Ok, so I am not real fluent with bikes, however I am attempting to repair my girlfriends Next PowerClimber 24". The cog that holds the rest of the sprockets on the rear tire is threaded to lock them in place. The cog is cracked and the threads are not holding allowing the rest of the sprockets to fall off. I have attempted to find a place to buy this broken threaded cog with no luck. I am get...

Read more

Bike Chain Falling Off

Lastest post 2 weeks ago

My chain keeps falling off especially when I transition from 1st to 2nd chain ring. I also feel like I have to use a lot more pressure to shift from 1st to 2nd compared to going from 2nd to 3rd, which just might be me but I thought it was relevant to include. I am not super mechanically inclined so I can't diagnose an issue on my bike like this. Can you please tell me whats the issue and maybe how...

Read more

Cassette compatibility question

Lastest post 2 weeks ago

A short questions for those knowledgeable. I currently have on my bike a Shimano HG50-11-36t 10 speed cassette. Would the HG81-11-36t 10 speed be a direct replacement or will I encounter problems?...

Read more

Podcasts with bike mechanics

Lastest post 2 weeks ago

Hello everyone. Are there any podcasts about cycling and more specifically bike mechanics? I have been learning more about bike repairs recently and would love to hear tricks from guys with know-how; need something to listen to during the work....

Read more

Tire and Rim sizes

Lastest post 2 weeks ago

I was looking into wheels, just for the heck of it, and something is confusing me. I have a cruiser. The tires are 26" x 2.125" (57 x 559) The rim is 1.25". Cruiser wheels, online, are 1.75" The difference between a 1.75" cruiser rim, and the 1.25" rims I have, is approximately half-inch. I bought the bike, new, from a bike shop, and bought white wall cruiser tires for it. It had wide tires o...

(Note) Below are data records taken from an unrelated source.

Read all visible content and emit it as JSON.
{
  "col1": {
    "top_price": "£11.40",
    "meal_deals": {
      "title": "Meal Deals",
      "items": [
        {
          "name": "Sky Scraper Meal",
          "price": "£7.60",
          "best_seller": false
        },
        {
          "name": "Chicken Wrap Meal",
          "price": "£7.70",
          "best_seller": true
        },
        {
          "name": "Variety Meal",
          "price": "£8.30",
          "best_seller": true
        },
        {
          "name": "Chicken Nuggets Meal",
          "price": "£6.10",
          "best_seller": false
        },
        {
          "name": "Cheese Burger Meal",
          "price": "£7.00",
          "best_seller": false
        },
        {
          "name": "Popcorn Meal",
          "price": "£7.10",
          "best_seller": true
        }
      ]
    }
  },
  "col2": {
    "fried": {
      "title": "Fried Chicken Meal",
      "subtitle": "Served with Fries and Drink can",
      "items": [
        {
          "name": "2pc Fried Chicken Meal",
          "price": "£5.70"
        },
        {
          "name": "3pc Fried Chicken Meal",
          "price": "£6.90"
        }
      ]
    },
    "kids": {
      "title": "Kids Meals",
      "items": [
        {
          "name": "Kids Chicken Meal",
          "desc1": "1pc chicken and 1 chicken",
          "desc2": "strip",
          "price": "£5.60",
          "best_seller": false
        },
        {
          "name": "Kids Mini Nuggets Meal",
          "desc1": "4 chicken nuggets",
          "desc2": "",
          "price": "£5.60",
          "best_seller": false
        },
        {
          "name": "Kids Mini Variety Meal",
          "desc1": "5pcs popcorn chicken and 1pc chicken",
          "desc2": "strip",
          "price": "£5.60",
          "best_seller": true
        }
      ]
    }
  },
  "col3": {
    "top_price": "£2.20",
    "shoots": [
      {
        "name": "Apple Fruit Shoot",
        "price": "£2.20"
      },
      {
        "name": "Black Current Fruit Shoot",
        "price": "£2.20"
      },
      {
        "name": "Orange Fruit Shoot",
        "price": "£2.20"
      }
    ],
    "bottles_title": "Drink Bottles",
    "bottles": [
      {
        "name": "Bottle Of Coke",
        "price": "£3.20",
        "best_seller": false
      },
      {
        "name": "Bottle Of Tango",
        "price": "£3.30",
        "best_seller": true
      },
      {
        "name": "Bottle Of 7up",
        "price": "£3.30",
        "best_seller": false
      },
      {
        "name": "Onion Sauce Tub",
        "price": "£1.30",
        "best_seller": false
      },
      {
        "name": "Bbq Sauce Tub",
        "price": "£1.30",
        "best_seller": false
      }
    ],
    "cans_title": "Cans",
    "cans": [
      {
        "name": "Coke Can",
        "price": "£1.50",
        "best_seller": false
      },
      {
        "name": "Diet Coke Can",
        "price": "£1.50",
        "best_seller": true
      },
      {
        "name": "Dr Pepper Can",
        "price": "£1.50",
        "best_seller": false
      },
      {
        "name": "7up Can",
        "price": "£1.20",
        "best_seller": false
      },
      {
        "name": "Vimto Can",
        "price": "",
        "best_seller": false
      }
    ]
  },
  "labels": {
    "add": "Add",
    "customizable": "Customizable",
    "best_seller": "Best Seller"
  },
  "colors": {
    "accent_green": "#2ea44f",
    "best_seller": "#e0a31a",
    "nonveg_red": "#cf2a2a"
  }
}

Read more

Hi folks! I was directed here by the folks over at r/bikewrench as I hear you are a helpful lot! I have a beautiful old Sekine which I think after a little research is a SHC 271 from the mid seventies. Unfortunately I was in a pretty nasty accident last year and it was out of commission for a while. I was using it indoors on my trainer and slowly going about repairs, getting it road ready again wh...

Read more

Is that possible without switching out the hub, and is that possible at all? I have a base shimano groupset and I'm in the process of upgrading everything (I'm switching out the crappy tourney der for altus 9-speed, cables etc), and I would really rather switch out my freewheel for a 9-speeder also. Do you think it's achievable?...

Read more

  20200613_221949.jpg (Size: 64.32 KB / Downloads: 62) Hey everyone. I'm new to working on bikes and have been cleaning mine from using it at college. I replaced the chain since it was very stretched. The new chain was slipping a lot. After searching for why that was happening I concluded that I needed to replace my sprockets. The tool fitting rotates with the sprockets, so I think th...

Read more

Hey everyone! I was led here from reddit and told to try my luck with the fine folks here on bikeride. Let me preface by saying I know I’ve seen a lot of criticism when it comes to converting a MTN bike to a road bike due to a variety of reasons. But that’s not what I’m here to discuss. I am in need of direction. My father passed away a little over 5 years ago and a little over a year ago...

Read more